“Susan, meet my son, Tim, the star swimmer.”
“Pleased to meet you, ma’am.”
“Oh, how polite.:
Before ordering, we chatted inanities. I was on my best behavior, keeping my elbows at my side and hands in my lap. Susan was about my Dad’s age and seemed a lot like Mom. She deferred completely to him, even letting him order her food. She also worked at Teledyne, where they had met. He seemed happy, and once over his initial nervousness, we had a pleasant meal. In order to give them time to discuss me, I excused myself to go to the bathroom. Looking in the mirror, I could only see how wrong my hair was (too long by Dad’s standard) and how under dressed I was. But when I returned they were all smiles.
“Tim, Susan and I discussed you living with us once your mother moves. We think it’ll work. To be honest, I’ve never seen you so polite, but if you promise to keep trying hard, we’ll make it happen.”
“Thanks, Dad and Susan. I’ll be a perfect son.”
“Also, since we’ll need more space for you, I’ll work it out with your mother to keep the house after she leaves. You won’t have to move.”
I moved over and hugged him for the first time since I was little. I felt his embarrassment but was too happy to care. I stood up and shook his hand, said goodbye to Susan, then raced home on my bike, running up to my room. I realized Scott was playing the stereo too loudly. When I opened the door, there were twenty kids inside, and the noise instantly stopped. They looked at me.
“I get to stay. And, my dad’s going to take over the house, so I don’t even have to move.”
Everyone cheered. Lydia kissed me. Scott jumped up and down, while hitting me on the back. Stu ran around, talking to no one in particular. Greg, the team’s one long hair, kept repeating, “Far out. Far out.”
Everyone quieted down when Mom walked in the room.
“What’s all the racket about?”

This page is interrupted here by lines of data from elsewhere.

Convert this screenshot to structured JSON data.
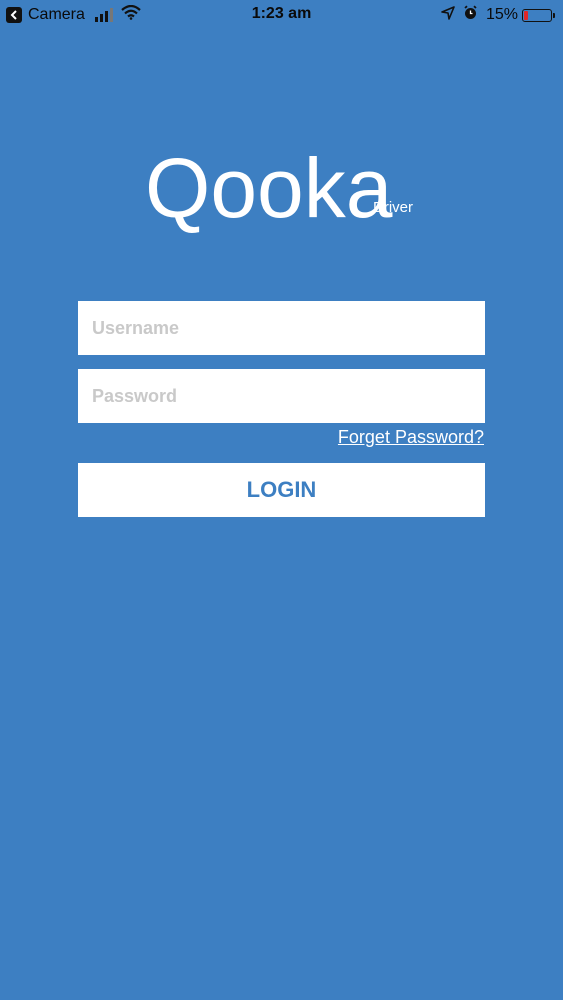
{
  "status_bar": {
    "back_label": "Camera",
    "time": "1:23 am",
    "battery_percent": "15%",
    "battery_level": 0.15,
    "battery_color": "#e0262a",
    "icons": [
      "chevron-left-icon",
      "signal-icon",
      "wifi-icon",
      "location-arrow-icon",
      "alarm-icon",
      "battery-icon"
    ]
  },
  "logo": {
    "name": "Qooka",
    "subtitle": "Driver"
  },
  "form": {
    "username_placeholder": "Username",
    "username_value": "",
    "password_placeholder": "Password",
    "password_value": "",
    "forgot_label": "Forget Password?",
    "login_label": "LOGIN"
  },
  "colors": {
    "background": "#3d7fc2",
    "button_text": "#3d7fc2",
    "field_background": "#ffffff",
    "placeholder": "#c9c9c9"
  }
}
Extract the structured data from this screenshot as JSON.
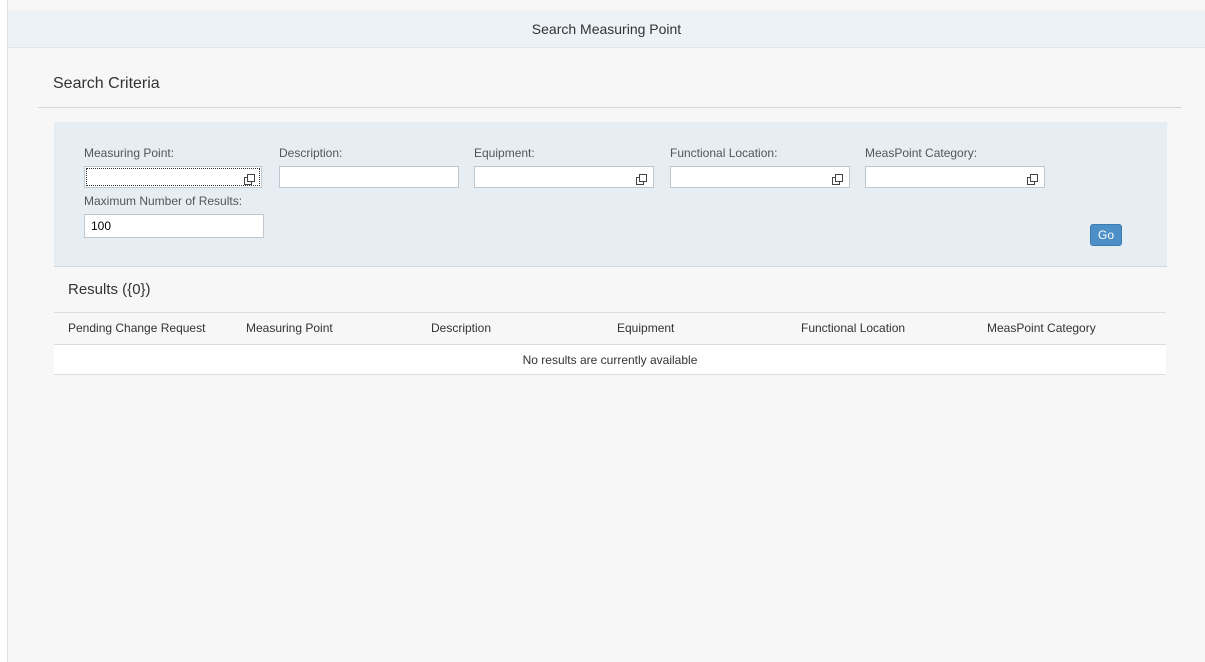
{
  "header": {
    "title": "Search Measuring Point"
  },
  "criteria": {
    "title": "Search Criteria"
  },
  "filters": [
    {
      "label": "Measuring Point:",
      "value": "",
      "icon": "value-help-icon"
    },
    {
      "label": "Description:",
      "value": ""
    },
    {
      "label": "Equipment:",
      "value": "",
      "icon": "value-help-icon"
    },
    {
      "label": "Functional Location:",
      "value": "",
      "icon": "value-help-icon"
    },
    {
      "label": "MeasPoint Category:",
      "value": "",
      "icon": "value-help-icon"
    }
  ],
  "max_results": {
    "label": "Maximum Number of Results:",
    "value": "100"
  },
  "go_label": "Go",
  "results": {
    "title": "Results ({0})",
    "columns": [
      "Pending Change Request",
      "Measuring Point",
      "Description",
      "Equipment",
      "Functional Location",
      "MeasPoint Category"
    ],
    "empty_text": "No results are currently available"
  }
}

I couldn’t say it was because I didn’t have to move with her.
“Hi, Mom. We’re just celebrating the end of school.”
“Okay, just don’t bother the neighbors.”
When she left, somebody started singing, “Ding dong the witch is dead…ding dong the wicked witch is dead.”
It made me feel sorry for her, but she didn’t really get it.
We ended up going to the Haines’ house and dancing to Mrs. Haines’ record collection. I started by lip-synching to ‘South Street’, while pointing at Greg, “Where do all the hippies meet?..South Street, South Street, the hippest street in town.”
Songwriters: DAVID APPELL / KAL MANN
South Street lyrics © Royalty Network, SPIRIT MUSIC GROUP
Greg got up and stunned us with an unaccompanied version of ‘Wild Thing.’
So Scott and I did our doo wop version of ‘Blue Moon.’
It was a great impromptu party. The Haines family was another great swim team family.
That night Scott and I were sitting in the window, saying how great everything was. I told him Susan (How come every girlfriend is named Susan?) was nice, when a dark cloud came over his face.
“Shoot,” he said. “I haven’t even thought about North Carolina.”
“What about North Carolina?”
“I always go there with my family when school lets out.”
“So? It’s only a vacation.”
His hurt look reminded me that any separation was unbearable for him.
“Maybe I can go, too?”
“Yeah. That’s great,” he excitedly lit up, “you’ll like it up there. It’s cooler than here. I mean the temperature. All the hillbillies will drive you crazy. This’ll be great.”
When I asked Mom about going with Scott’s family, she deferred to Dad since I soon would be living with him. I finally had his phone number, but when I called he felt it wasn’t a great idea. They had planned to do the move in June, so he wanted me to spend the time with Mom. I couldn’t argue after he’d made the move work for my benefit. Scott was really disappointed, but I knew he’d get over it. Stu seemed the most upset. He wanted to be with us full-time. I chalked it up to my new popularity